→ About this exercise
Copy out the listing below exactly, please, and skip any pictures.
+-------+
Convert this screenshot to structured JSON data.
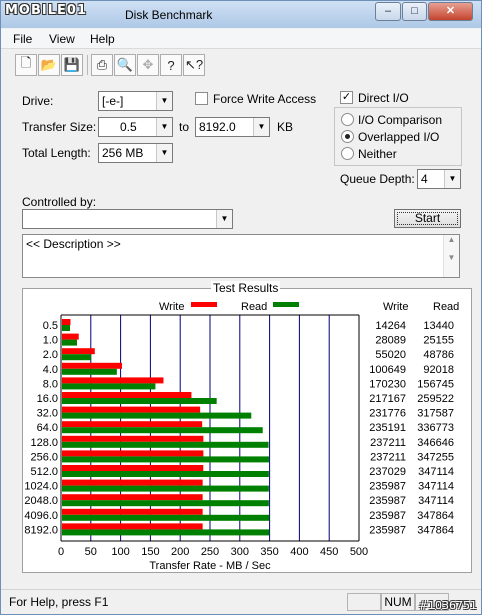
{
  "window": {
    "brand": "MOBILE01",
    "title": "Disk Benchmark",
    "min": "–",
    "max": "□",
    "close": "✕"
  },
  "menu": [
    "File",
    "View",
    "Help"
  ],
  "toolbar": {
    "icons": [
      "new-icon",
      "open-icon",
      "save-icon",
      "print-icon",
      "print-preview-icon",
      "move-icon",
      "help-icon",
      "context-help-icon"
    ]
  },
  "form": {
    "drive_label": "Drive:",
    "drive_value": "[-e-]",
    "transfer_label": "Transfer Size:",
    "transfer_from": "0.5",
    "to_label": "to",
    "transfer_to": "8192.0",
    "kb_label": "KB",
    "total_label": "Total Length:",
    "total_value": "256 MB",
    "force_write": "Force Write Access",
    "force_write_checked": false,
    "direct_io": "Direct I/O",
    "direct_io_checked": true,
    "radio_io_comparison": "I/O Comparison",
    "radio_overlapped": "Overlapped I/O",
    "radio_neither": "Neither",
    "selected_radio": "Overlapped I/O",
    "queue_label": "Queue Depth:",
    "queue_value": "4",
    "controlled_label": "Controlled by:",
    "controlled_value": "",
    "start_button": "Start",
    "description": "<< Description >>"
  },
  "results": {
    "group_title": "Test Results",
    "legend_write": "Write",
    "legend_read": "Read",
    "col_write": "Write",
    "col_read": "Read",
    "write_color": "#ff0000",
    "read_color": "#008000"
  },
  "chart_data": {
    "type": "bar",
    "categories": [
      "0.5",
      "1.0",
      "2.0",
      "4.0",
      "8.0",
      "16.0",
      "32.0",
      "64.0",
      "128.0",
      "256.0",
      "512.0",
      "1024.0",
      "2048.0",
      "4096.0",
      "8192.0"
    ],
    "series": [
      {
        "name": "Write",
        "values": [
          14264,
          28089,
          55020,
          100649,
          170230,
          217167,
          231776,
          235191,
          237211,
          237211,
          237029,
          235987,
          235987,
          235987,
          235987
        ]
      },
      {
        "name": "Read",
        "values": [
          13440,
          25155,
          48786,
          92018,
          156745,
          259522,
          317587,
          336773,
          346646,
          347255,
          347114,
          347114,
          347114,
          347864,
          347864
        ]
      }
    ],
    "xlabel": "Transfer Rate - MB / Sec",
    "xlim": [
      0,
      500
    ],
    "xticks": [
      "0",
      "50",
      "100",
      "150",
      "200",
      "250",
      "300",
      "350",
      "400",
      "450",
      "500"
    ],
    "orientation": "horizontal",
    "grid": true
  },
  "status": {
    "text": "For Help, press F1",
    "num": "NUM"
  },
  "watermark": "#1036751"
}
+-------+
→ The completed task
Convert this screenshot to structured JSON data.
{
  "window": {
    "brand": "MOBILE01",
    "title": "Disk Benchmark",
    "min": "–",
    "max": "□",
    "close": "✕"
  },
  "menu": [
    "File",
    "View",
    "Help"
  ],
  "toolbar": {
    "icons": [
      "new-icon",
      "open-icon",
      "save-icon",
      "print-icon",
      "print-preview-icon",
      "move-icon",
      "help-icon",
      "context-help-icon"
    ]
  },
  "form": {
    "drive_label": "Drive:",
    "drive_value": "[-e-]",
    "transfer_label": "Transfer Size:",
    "transfer_from": "0.5",
    "to_label": "to",
    "transfer_to": "8192.0",
    "kb_label": "KB",
    "total_label": "Total Length:",
    "total_value": "256 MB",
    "force_write": "Force Write Access",
    "force_write_checked": false,
    "direct_io": "Direct I/O",
    "direct_io_checked": true,
    "radio_io_comparison": "I/O Comparison",
    "radio_overlapped": "Overlapped I/O",
    "radio_neither": "Neither",
    "selected_radio": "Overlapped I/O",
    "queue_label": "Queue Depth:",
    "queue_value": "4",
    "controlled_label": "Controlled by:",
    "controlled_value": "",
    "start_button": "Start",
    "description": "<< Description >>"
  },
  "results": {
    "group_title": "Test Results",
    "legend_write": "Write",
    "legend_read": "Read",
    "col_write": "Write",
    "col_read": "Read",
    "write_color": "#ff0000",
    "read_color": "#008000"
  },
  "chart_data": {
    "type": "bar",
    "categories": [
      "0.5",
      "1.0",
      "2.0",
      "4.0",
      "8.0",
      "16.0",
      "32.0",
      "64.0",
      "128.0",
      "256.0",
      "512.0",
      "1024.0",
      "2048.0",
      "4096.0",
      "8192.0"
    ],
    "series": [
      {
        "name": "Write",
        "values": [
          14264,
          28089,
          55020,
          100649,
          170230,
          217167,
          231776,
          235191,
          237211,
          237211,
          237029,
          235987,
          235987,
          235987,
          235987
        ]
      },
      {
        "name": "Read",
        "values": [
          13440,
          25155,
          48786,
          92018,
          156745,
          259522,
          317587,
          336773,
          346646,
          347255,
          347114,
          347114,
          347114,
          347864,
          347864
        ]
      }
    ],
    "xlabel": "Transfer Rate - MB / Sec",
    "xlim": [
      0,
      500
    ],
    "xticks": [
      "0",
      "50",
      "100",
      "150",
      "200",
      "250",
      "300",
      "350",
      "400",
      "450",
      "500"
    ],
    "orientation": "horizontal",
    "grid": true
  },
  "status": {
    "text": "For Help, press F1",
    "num": "NUM"
  },
  "watermark": "#1036751"
}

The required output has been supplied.